TASK DETAILS:
Return every record exactly. Omit nothing.

——

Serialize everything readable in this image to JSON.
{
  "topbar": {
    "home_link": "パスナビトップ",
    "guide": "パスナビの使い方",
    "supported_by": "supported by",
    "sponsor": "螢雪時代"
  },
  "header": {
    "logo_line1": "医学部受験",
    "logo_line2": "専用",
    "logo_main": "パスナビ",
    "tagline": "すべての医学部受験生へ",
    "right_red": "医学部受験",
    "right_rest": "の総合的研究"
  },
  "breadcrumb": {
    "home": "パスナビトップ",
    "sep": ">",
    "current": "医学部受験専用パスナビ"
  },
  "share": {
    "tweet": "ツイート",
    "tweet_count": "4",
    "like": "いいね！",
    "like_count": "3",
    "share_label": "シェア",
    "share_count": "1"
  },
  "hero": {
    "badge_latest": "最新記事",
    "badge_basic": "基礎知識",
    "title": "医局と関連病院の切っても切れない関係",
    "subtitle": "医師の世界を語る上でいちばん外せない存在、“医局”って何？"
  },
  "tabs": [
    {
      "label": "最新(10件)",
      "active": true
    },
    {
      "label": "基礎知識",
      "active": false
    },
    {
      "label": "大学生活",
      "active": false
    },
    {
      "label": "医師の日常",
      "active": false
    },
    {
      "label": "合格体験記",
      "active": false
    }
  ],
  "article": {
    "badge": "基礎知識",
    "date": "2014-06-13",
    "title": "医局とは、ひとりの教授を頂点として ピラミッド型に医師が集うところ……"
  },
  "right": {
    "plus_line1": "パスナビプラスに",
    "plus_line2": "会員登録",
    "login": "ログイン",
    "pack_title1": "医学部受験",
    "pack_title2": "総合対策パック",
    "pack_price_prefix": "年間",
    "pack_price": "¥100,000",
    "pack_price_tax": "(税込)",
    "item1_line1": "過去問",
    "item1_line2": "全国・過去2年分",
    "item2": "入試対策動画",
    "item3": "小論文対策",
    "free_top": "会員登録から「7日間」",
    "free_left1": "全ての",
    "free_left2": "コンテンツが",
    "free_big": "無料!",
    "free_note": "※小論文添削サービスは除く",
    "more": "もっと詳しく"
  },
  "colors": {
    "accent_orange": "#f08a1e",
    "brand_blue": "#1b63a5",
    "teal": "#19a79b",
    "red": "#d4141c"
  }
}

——

RESULT:
Serialize everything readable in this image to JSON.
{
  "topbar": {
    "home_link": "パスナビトップ",
    "guide": "パスナビの使い方",
    "supported_by": "supported by",
    "sponsor": "螢雪時代"
  },
  "header": {
    "logo_line1": "医学部受験",
    "logo_line2": "専用",
    "logo_main": "パスナビ",
    "tagline": "すべての医学部受験生へ",
    "right_red": "医学部受験",
    "right_rest": "の総合的研究"
  },
  "breadcrumb": {
    "home": "パスナビトップ",
    "sep": ">",
    "current": "医学部受験専用パスナビ"
  },
  "share": {
    "tweet": "ツイート",
    "tweet_count": "4",
    "like": "いいね！",
    "like_count": "3",
    "share_label": "シェア",
    "share_count": "1"
  },
  "hero": {
    "badge_latest": "最新記事",
    "badge_basic": "基礎知識",
    "title": "医局と関連病院の切っても切れない関係",
    "subtitle": "医師の世界を語る上でいちばん外せない存在、“医局”って何？"
  },
  "tabs": [
    {
      "label": "最新(10件)",
      "active": true
    },
    {
      "label": "基礎知識",
      "active": false
    },
    {
      "label": "大学生活",
      "active": false
    },
    {
      "label": "医師の日常",
      "active": false
    },
    {
      "label": "合格体験記",
      "active": false
    }
  ],
  "article": {
    "badge": "基礎知識",
    "date": "2014-06-13",
    "title": "医局とは、ひとりの教授を頂点として ピラミッド型に医師が集うところ……"
  },
  "right": {
    "plus_line1": "パスナビプラスに",
    "plus_line2": "会員登録",
    "login": "ログイン",
    "pack_title1": "医学部受験",
    "pack_title2": "総合対策パック",
    "pack_price_prefix": "年間",
    "pack_price": "¥100,000",
    "pack_price_tax": "(税込)",
    "item1_line1": "過去問",
    "item1_line2": "全国・過去2年分",
    "item2": "入試対策動画",
    "item3": "小論文対策",
    "free_top": "会員登録から「7日間」",
    "free_left1": "全ての",
    "free_left2": "コンテンツが",
    "free_big": "無料!",
    "free_note": "※小論文添削サービスは除く",
    "more": "もっと詳しく"
  },
  "colors": {
    "accent_orange": "#f08a1e",
    "brand_blue": "#1b63a5",
    "teal": "#19a79b",
    "red": "#d4141c"
  }
}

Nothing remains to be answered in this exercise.